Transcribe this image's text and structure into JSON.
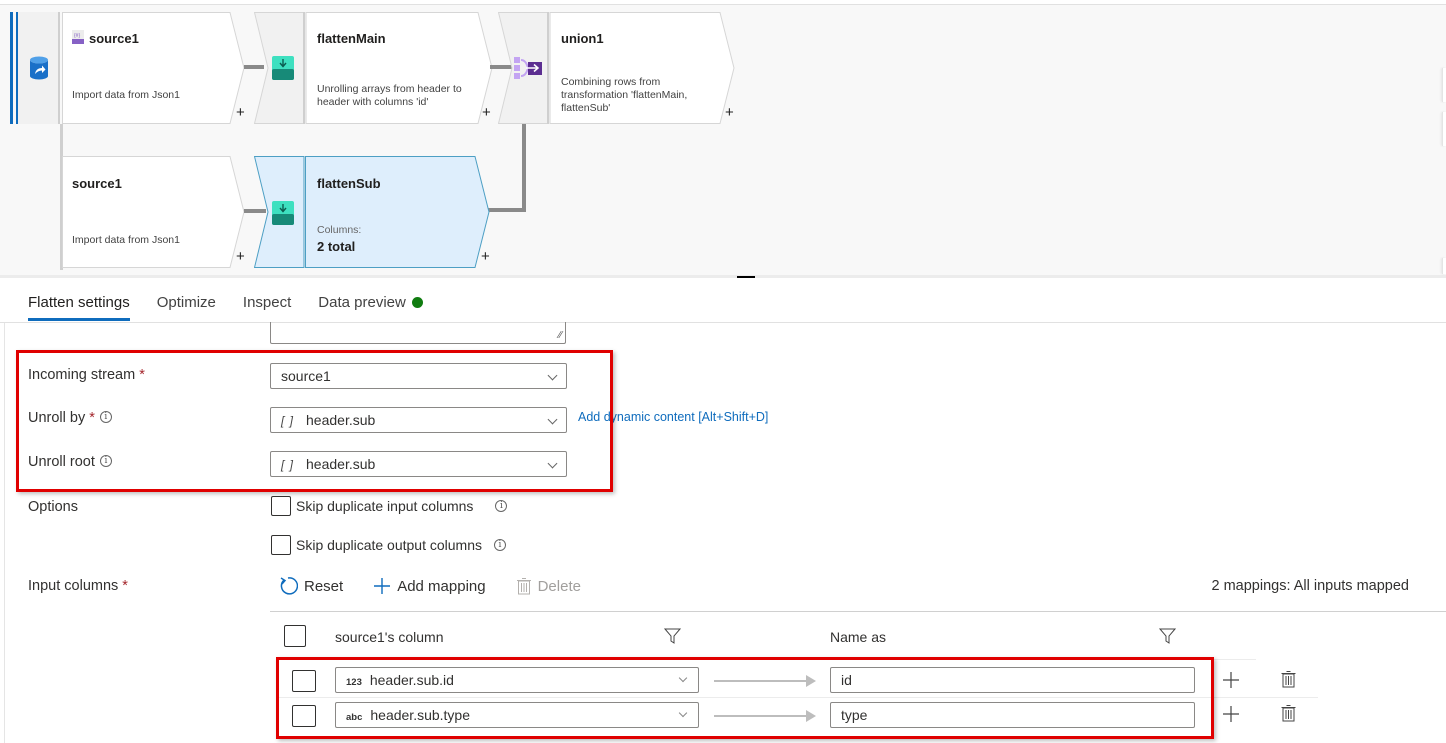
{
  "canvas": {
    "nodes": [
      {
        "id": "source1-main",
        "title": "source1",
        "description": "Import data from Json1",
        "type_icon": "json-dataset-icon"
      },
      {
        "id": "flattenMain",
        "title": "flattenMain",
        "description": "Unrolling arrays from header to header with columns 'id'",
        "type_icon": "flatten-icon"
      },
      {
        "id": "union1",
        "title": "union1",
        "description": "Combining rows from transformation 'flattenMain, flattenSub'",
        "type_icon": "union-icon"
      },
      {
        "id": "source1-branch",
        "title": "source1",
        "description": "Import data from Json1"
      },
      {
        "id": "flattenSub",
        "title": "flattenSub",
        "columns_label": "Columns:",
        "columns_value": "2 total",
        "type_icon": "flatten-icon",
        "selected": true
      }
    ],
    "add_symbol": "+",
    "source_type_icon": "source-database-icon"
  },
  "tabs": [
    {
      "label": "Flatten settings",
      "active": true
    },
    {
      "label": "Optimize",
      "active": false
    },
    {
      "label": "Inspect",
      "active": false
    },
    {
      "label": "Data preview",
      "active": false,
      "status_color": "#107c10"
    }
  ],
  "form": {
    "incoming_stream": {
      "label": "Incoming stream",
      "required_mark": "*",
      "value": "source1"
    },
    "unroll_by": {
      "label": "Unroll by",
      "required_mark": "*",
      "info": "i",
      "type_glyph": "[ ]",
      "value": "header.sub"
    },
    "unroll_root": {
      "label": "Unroll root",
      "info": "i",
      "type_glyph": "[ ]",
      "value": "header.sub"
    },
    "dynamic_content_link": "Add dynamic content [Alt+Shift+D]",
    "options": {
      "label": "Options",
      "skip_duplicate_input": {
        "label": "Skip duplicate input columns",
        "checked": false
      },
      "skip_duplicate_output": {
        "label": "Skip duplicate output columns",
        "checked": false
      }
    },
    "input_columns": {
      "label": "Input columns",
      "required_mark": "*",
      "toolbar": {
        "reset": "Reset",
        "add_mapping": "Add mapping",
        "delete": "Delete"
      },
      "status": "2 mappings: All inputs mapped",
      "headers": {
        "source": "source1's column",
        "name_as": "Name as"
      },
      "rows": [
        {
          "type_glyph": "123",
          "source": "header.sub.id",
          "name_as": "id"
        },
        {
          "type_glyph": "abc",
          "source": "header.sub.type",
          "name_as": "type"
        }
      ]
    }
  },
  "colors": {
    "accent": "#0f6cbd",
    "highlight_box": "#e00000",
    "selected_node_fill": "#deeefc",
    "required": "#a4262c"
  }
}
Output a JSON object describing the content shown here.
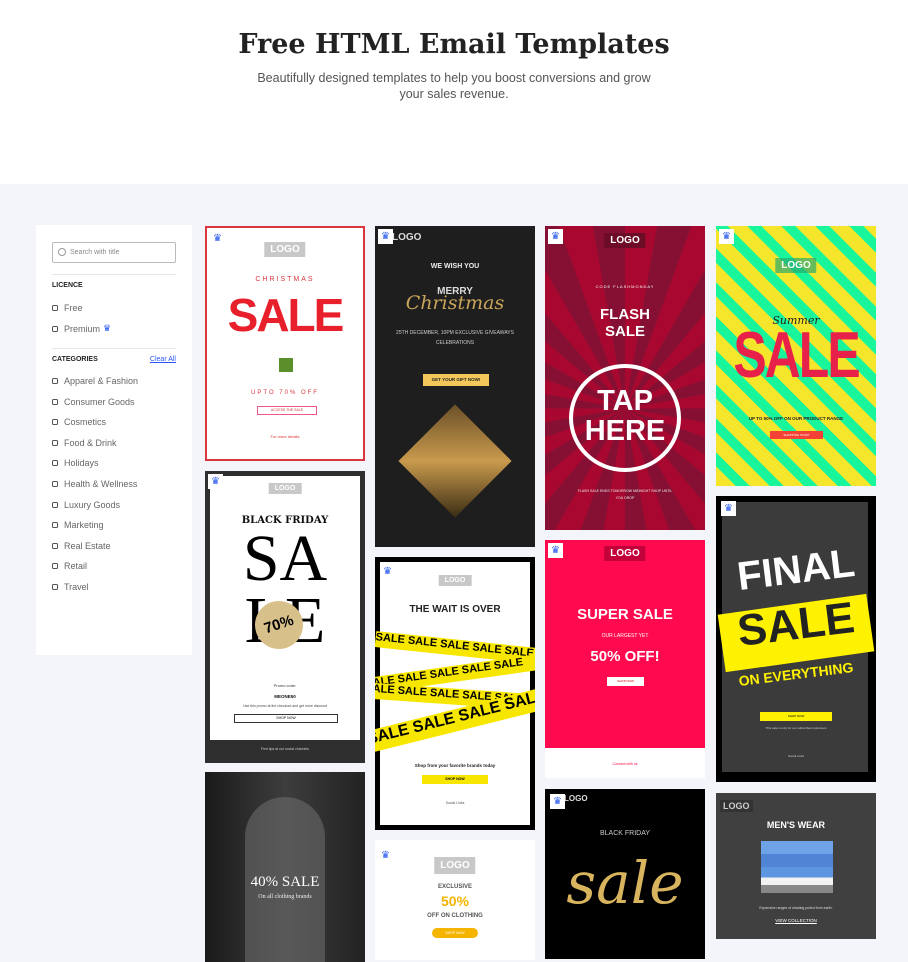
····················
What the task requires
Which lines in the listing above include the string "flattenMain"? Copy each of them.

Answer section
        "id": "flattenMain",
        "title": "flattenMain",
        "description": "Combining rows from transformation 'flattenMain, flattenSub'",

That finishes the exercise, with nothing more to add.